Chih-yu Shih et al.
April 8, 2019 Forthcoming
Reference - 320 Pages - 3 B/W Illustrations
ISBN 9781138390508 - CAT# K399572
Series: Worlding Beyond the West
Major IR theories, which stress that actors will inevitably only seek to enhance their own interests, tend to contrive binaries of self and other and ‘inside’ and ‘outside’. By contrast, this book recognizes the general need of all to relate, which they do through various imagined resemblances between them.
The authors of this book therefore propose the ‘balance of relationships’ (BoR) as a new international relations theory to transcend binary ways of thinking. BoR theory differs from mainstream IR theories owing to two key differences in its epistemological position. Firstly, the theory explains why and how states as socially-interrelated actors inescapably pursue a strategy of self-restraint in order to join a network of stable and long-term relationships. Secondly, owing to its focus on explaining bilateral relations, BoR theory bypasses rule-based governance. By positing ‘relationality’ as a key concept of Chinese international relations, this book shows that BoR can also serve as an important concept in the theorization of international relations, more broadly.
The rising interest in developing a Chinese school of IR means the BoR theory will draw attention from students of IR theory, comparative foreign policy, Chinese foreign policy, East Asia, cultural studies, post-Western IR, post-colonial studies and civilizational politics.
Introduction: Relating China to International Relations
Part 1: Balance of Relationships
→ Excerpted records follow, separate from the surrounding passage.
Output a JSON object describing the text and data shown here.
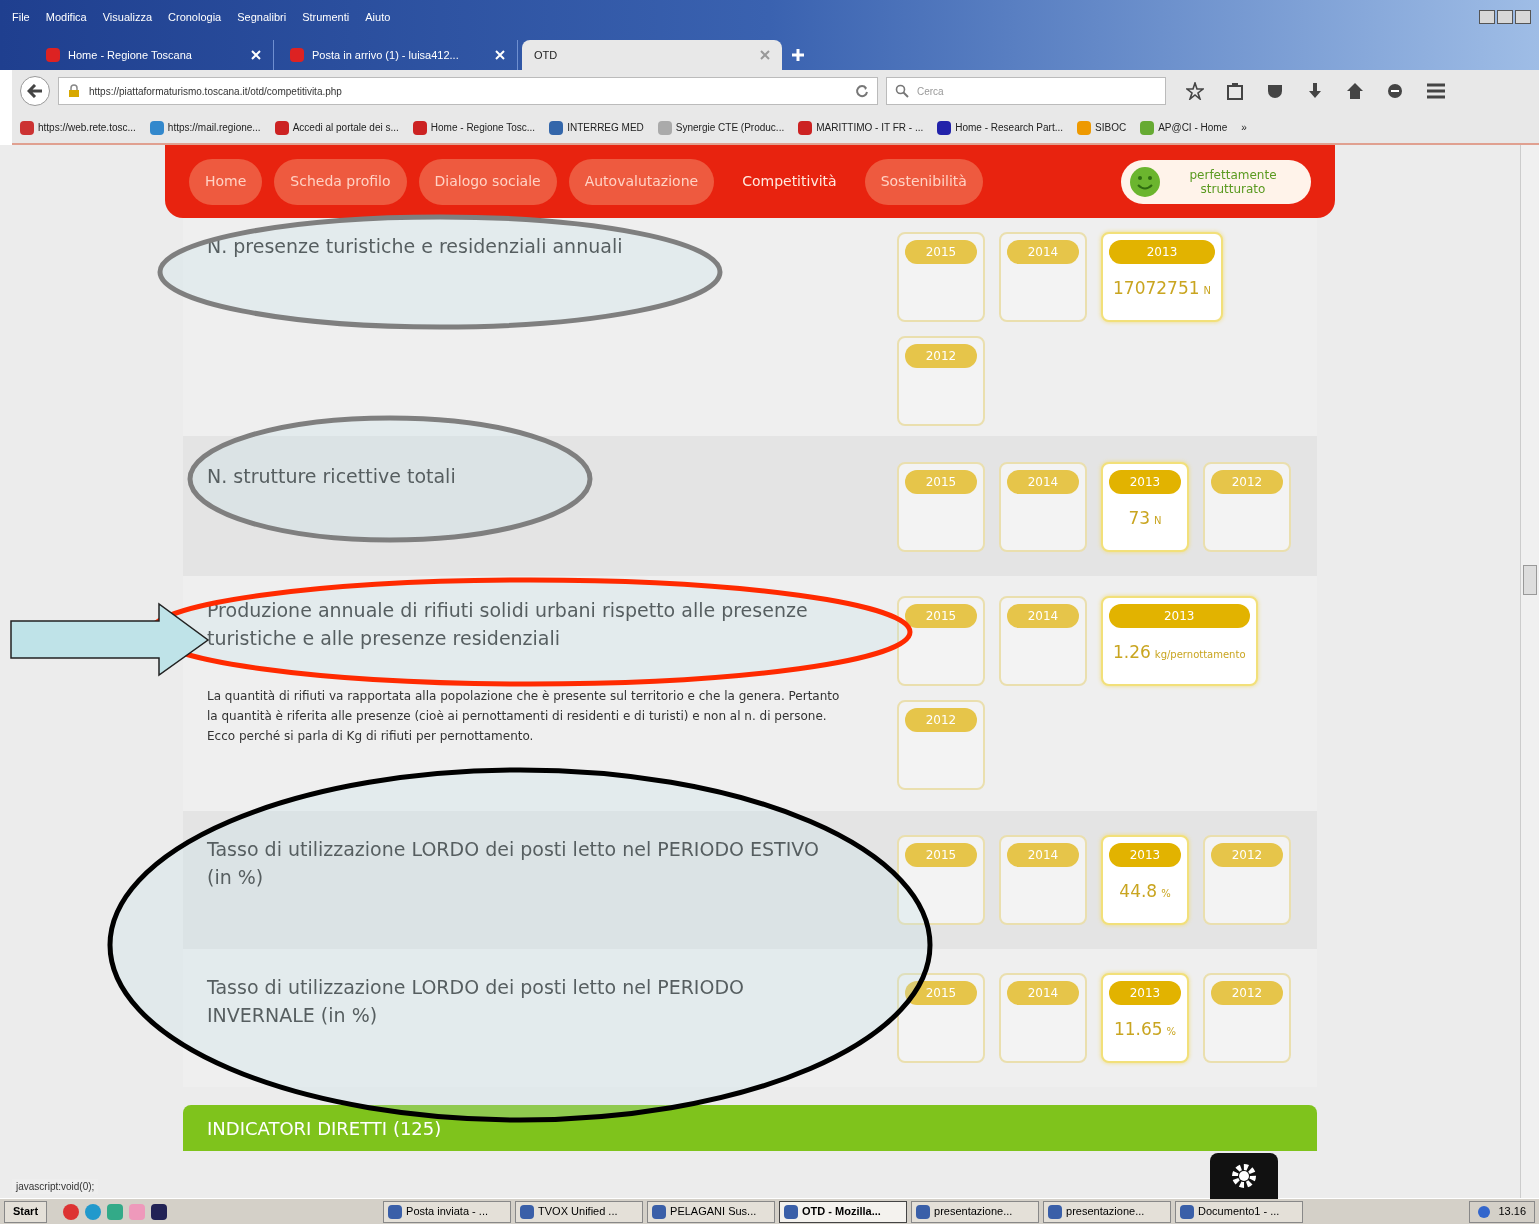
{
  "window": {
    "menu": [
      "File",
      "Modifica",
      "Visualizza",
      "Cronologia",
      "Segnalibri",
      "Strumenti",
      "Aiuto"
    ]
  },
  "tabs": [
    {
      "label": "Home - Regione Toscana",
      "selected": false
    },
    {
      "label": "Posta in arrivo (1) - luisa412...",
      "selected": false
    },
    {
      "label": "OTD",
      "selected": true
    }
  ],
  "address_bar": {
    "value": "https://piattaformaturismo.toscana.it/otd/competitivita.php"
  },
  "search": {
    "placeholder": "Cerca"
  },
  "bookmarks": [
    "https://web.rete.tosc...",
    "https://mail.regione...",
    "Accedi al portale dei s...",
    "Home - Regione Tosc...",
    "INTERREG MED",
    "Synergie CTE (Produc...",
    "MARITTIMO - IT FR - ...",
    "Home - Research Part...",
    "SIBOC",
    "AP@CI - Home",
    "»"
  ],
  "nav": [
    {
      "label": "Home",
      "selected": false
    },
    {
      "label": "Scheda profilo",
      "selected": false
    },
    {
      "label": "Dialogo sociale",
      "selected": false
    },
    {
      "label": "Autovalutazione",
      "selected": false
    },
    {
      "label": "Competitività",
      "selected": true
    },
    {
      "label": "Sostenibilità",
      "selected": false
    }
  ],
  "status_badge": {
    "text": "perfettamente strutturato"
  },
  "indicators": [
    {
      "title": "N. presenze turistiche e residenziali annuali",
      "years": [
        {
          "year": "2015",
          "selected": false
        },
        {
          "year": "2014",
          "selected": false
        },
        {
          "year": "2013",
          "selected": true,
          "value": "17072751",
          "unit": "N"
        },
        {
          "year": "2012",
          "selected": false
        }
      ]
    },
    {
      "title": "N. strutture ricettive totali",
      "years": [
        {
          "year": "2015",
          "selected": false
        },
        {
          "year": "2014",
          "selected": false
        },
        {
          "year": "2013",
          "selected": true,
          "value": "73",
          "unit": "N"
        },
        {
          "year": "2012",
          "selected": false
        }
      ]
    },
    {
      "title": "Produzione annuale di rifiuti solidi urbani rispetto alle presenze turistiche e alle presenze residenziali",
      "description": "La quantità di rifiuti va rapportata alla popolazione che è presente sul territorio e che la genera. Pertanto la quantità è riferita alle presenze (cioè ai pernottamenti di residenti e di turisti) e non al n. di persone. Ecco perché si parla di Kg di rifiuti per pernottamento.",
      "years": [
        {
          "year": "2015",
          "selected": false
        },
        {
          "year": "2014",
          "selected": false
        },
        {
          "year": "2013",
          "selected": true,
          "value": "1.26",
          "unit": "kg/pernottamento"
        },
        {
          "year": "2012",
          "selected": false
        }
      ]
    },
    {
      "title": "Tasso di utilizzazione LORDO dei posti letto nel PERIODO ESTIVO (in %)",
      "years": [
        {
          "year": "2015",
          "selected": false
        },
        {
          "year": "2014",
          "selected": false
        },
        {
          "year": "2013",
          "selected": true,
          "value": "44.8",
          "unit": "%"
        },
        {
          "year": "2012",
          "selected": false
        }
      ]
    },
    {
      "title": "Tasso di utilizzazione LORDO dei posti letto nel PERIODO INVERNALE (in %)",
      "years": [
        {
          "year": "2015",
          "selected": false
        },
        {
          "year": "2014",
          "selected": false
        },
        {
          "year": "2013",
          "selected": true,
          "value": "11.65",
          "unit": "%"
        },
        {
          "year": "2012",
          "selected": false
        }
      ]
    }
  ],
  "section_header": {
    "text": "INDICATORI DIRETTI (125)"
  },
  "annotations": [
    {
      "kind": "ellipse",
      "color": "#7f7f7f"
    },
    {
      "kind": "ellipse",
      "color": "#7f7f7f"
    },
    {
      "kind": "ellipse",
      "color": "#ff2a00"
    },
    {
      "kind": "ellipse",
      "color": "#000000"
    },
    {
      "kind": "arrow",
      "color": "#bfe3e8"
    }
  ],
  "status_bar": {
    "text": "javascript:void(0);"
  },
  "taskbar": {
    "start": "Start",
    "items": [
      {
        "label": "Posta inviata - ...",
        "selected": false
      },
      {
        "label": "TVOX Unified ...",
        "selected": false
      },
      {
        "label": "PELAGANI Sus...",
        "selected": false
      },
      {
        "label": "OTD - Mozilla...",
        "selected": true
      },
      {
        "label": "presentazione...",
        "selected": false
      },
      {
        "label": "presentazione...",
        "selected": false
      },
      {
        "label": "Documento1 - ...",
        "selected": false
      }
    ],
    "clock": "13.16"
  }
}
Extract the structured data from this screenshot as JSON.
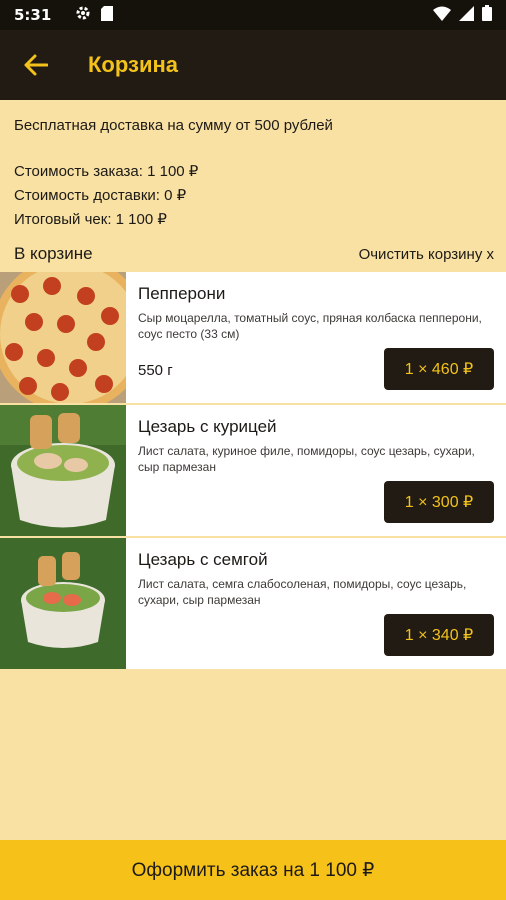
{
  "status": {
    "time": "5:31"
  },
  "appbar": {
    "title": "Корзина"
  },
  "info": {
    "free_delivery": "Бесплатная доставка на сумму от 500 рублей",
    "order_cost": "Стоимость заказа: 1 100 ₽",
    "delivery_cost": "Стоимость доставки: 0 ₽",
    "total": "Итоговый чек: 1 100 ₽"
  },
  "cart": {
    "label": "В корзине",
    "clear": "Очистить корзину x",
    "items": [
      {
        "name": "Пепперони",
        "desc": "Сыр моцарелла, томатный соус, пряная колбаска пепперони, соус песто (33 см)",
        "weight": "550 г",
        "price": "1 × 460 ₽"
      },
      {
        "name": "Цезарь с курицей",
        "desc": "Лист салата, куриное филе, помидоры, соус цезарь, сухари, сыр пармезан",
        "weight": "",
        "price": "1 × 300 ₽"
      },
      {
        "name": "Цезарь с семгой",
        "desc": "Лист салата, семга слабосоленая, помидоры, соус цезарь, сухари, сыр пармезан",
        "weight": "",
        "price": "1 × 340 ₽"
      }
    ]
  },
  "checkout": {
    "label": "Оформить заказ на 1 100 ₽"
  },
  "colors": {
    "accent": "#f3c21b",
    "dark": "#211b14",
    "background": "#f9e1a4"
  }
}
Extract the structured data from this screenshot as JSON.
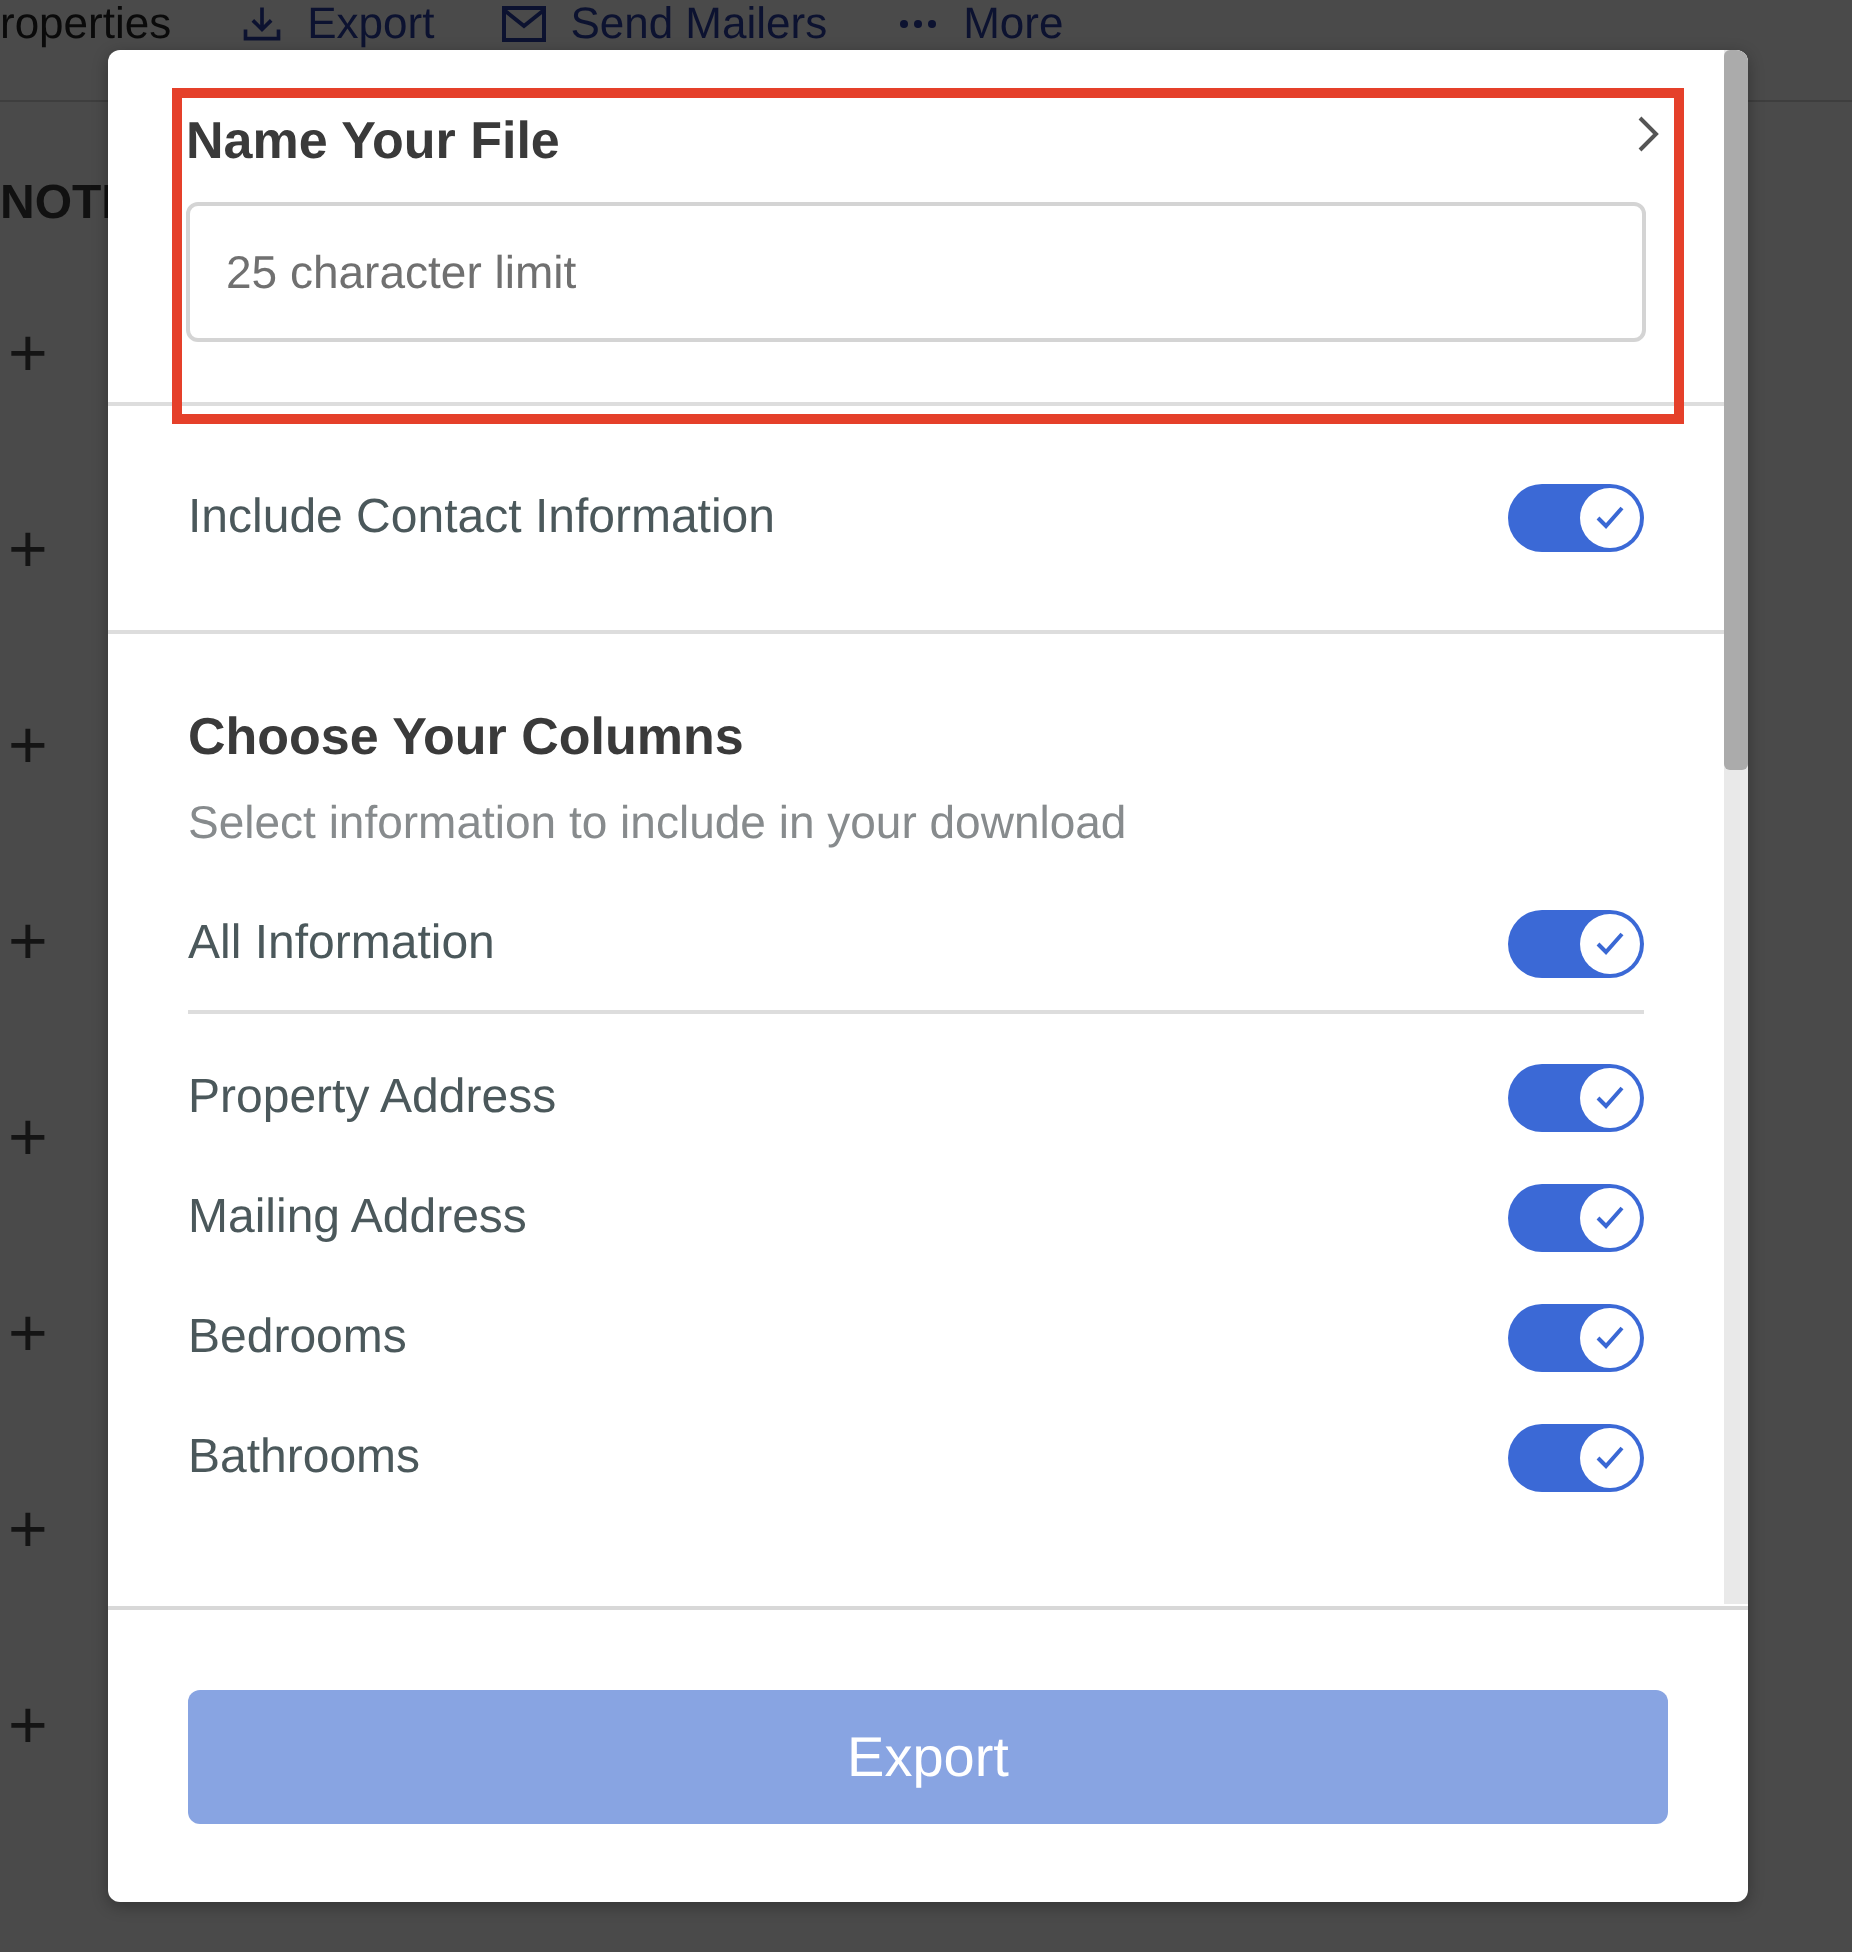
{
  "toolbar": {
    "title": "roperties",
    "actions": [
      {
        "kind": "download",
        "label": "Export"
      },
      {
        "kind": "mail",
        "label": "Send Mailers"
      },
      {
        "kind": "dots",
        "label": "More"
      }
    ]
  },
  "table": {
    "column_header": "NOTI",
    "rows": [
      {
        "action": "+"
      },
      {
        "action": "+"
      },
      {
        "action": "+"
      },
      {
        "action": "+"
      },
      {
        "action": "+"
      },
      {
        "action": "+"
      },
      {
        "action": "+"
      },
      {
        "action": "+"
      }
    ]
  },
  "dialog": {
    "title": "Name Your File",
    "file_name": {
      "placeholder": "25 character limit"
    },
    "contact": {
      "label": "Include Contact Information",
      "on": true
    },
    "columns": {
      "title": "Choose Your Columns",
      "subtitle": "Select information to include in your download",
      "all": {
        "label": "All Information",
        "on": true
      },
      "items": [
        {
          "label": "Property Address",
          "on": true
        },
        {
          "label": "Mailing Address",
          "on": true
        },
        {
          "label": "Bedrooms",
          "on": true
        },
        {
          "label": "Bathrooms",
          "on": true
        }
      ]
    },
    "export_button": {
      "label": "Export",
      "disabled": true
    }
  }
}
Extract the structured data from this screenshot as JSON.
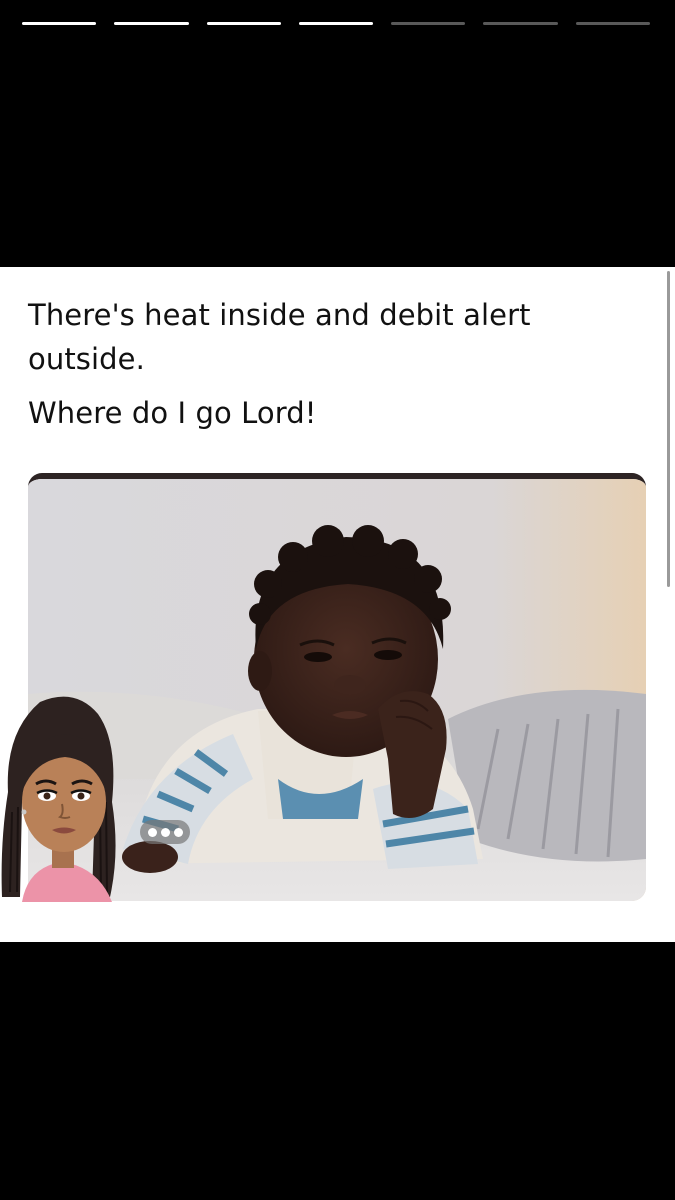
{
  "story": {
    "total_segments": 7,
    "completed_segments": 4,
    "bar_color": "#ffffff"
  },
  "post": {
    "line_1": "There's heat inside and debit alert outside.",
    "line_2": "Where do I go Lord!"
  },
  "image": {
    "subject": "baby-resting-chin-on-hand",
    "icon": "photo-icon"
  },
  "overlay": {
    "avatar_icon": "bitmoji-avatar-icon",
    "typing_icon": "typing-dots-icon"
  }
}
1. Relationality vs. Power Politics
2. Relational Policy of Small States
3. Relational Policy of Major Powers
Part 2: Philosophical Resources
4. Relational Ontology
5. Buddhist State of Nature
6. Cyclical Perspective on History
Part 3. Processes of BoR
7. Cultural Memory
8. Psychological Efficacy
9. Institutional Style
Part 4. Identities of the Theory
10. Plausible Post-Western Theory
11. Plausible Chinese Theory
12. Plausible Western Theory
In Lieu of Conclusion. Four Caveats